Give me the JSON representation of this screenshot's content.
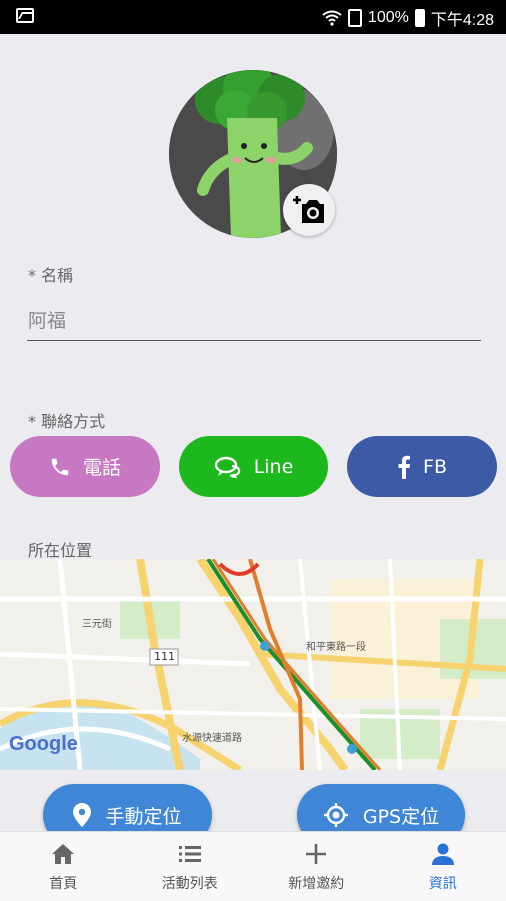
{
  "status_bar": {
    "battery": "100%",
    "time": "下午4:28"
  },
  "form": {
    "name_label": "* 名稱",
    "name_value": "阿福",
    "contact_label": "* 聯絡方式",
    "location_label": "所在位置"
  },
  "contact_buttons": {
    "phone": "電話",
    "line": "Line",
    "fb": "FB"
  },
  "map": {
    "road_label_1": "三元街",
    "road_label_2": "和平東路一段",
    "road_label_3": "111",
    "road_label_4": "水源快速道路",
    "watermark": "Google"
  },
  "location_buttons": {
    "manual": "手動定位",
    "gps": "GPS定位"
  },
  "tabbar": {
    "items": [
      {
        "label": "首頁",
        "icon": "home-icon"
      },
      {
        "label": "活動列表",
        "icon": "list-icon"
      },
      {
        "label": "新增邀約",
        "icon": "plus-icon"
      },
      {
        "label": "資訊",
        "icon": "person-icon",
        "active": true
      }
    ]
  },
  "colors": {
    "phone": "#c678c2",
    "line": "#1db81d",
    "fb": "#3d5aa7",
    "primary": "#3f86d6",
    "active_tab": "#2a73d6"
  }
}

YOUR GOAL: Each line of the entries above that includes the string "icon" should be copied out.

EXERCISE RESPONSE:
        "icon": "home-icon"
        "icon": "list-icon"
        "icon": "plus-icon"
        "icon": "person-icon",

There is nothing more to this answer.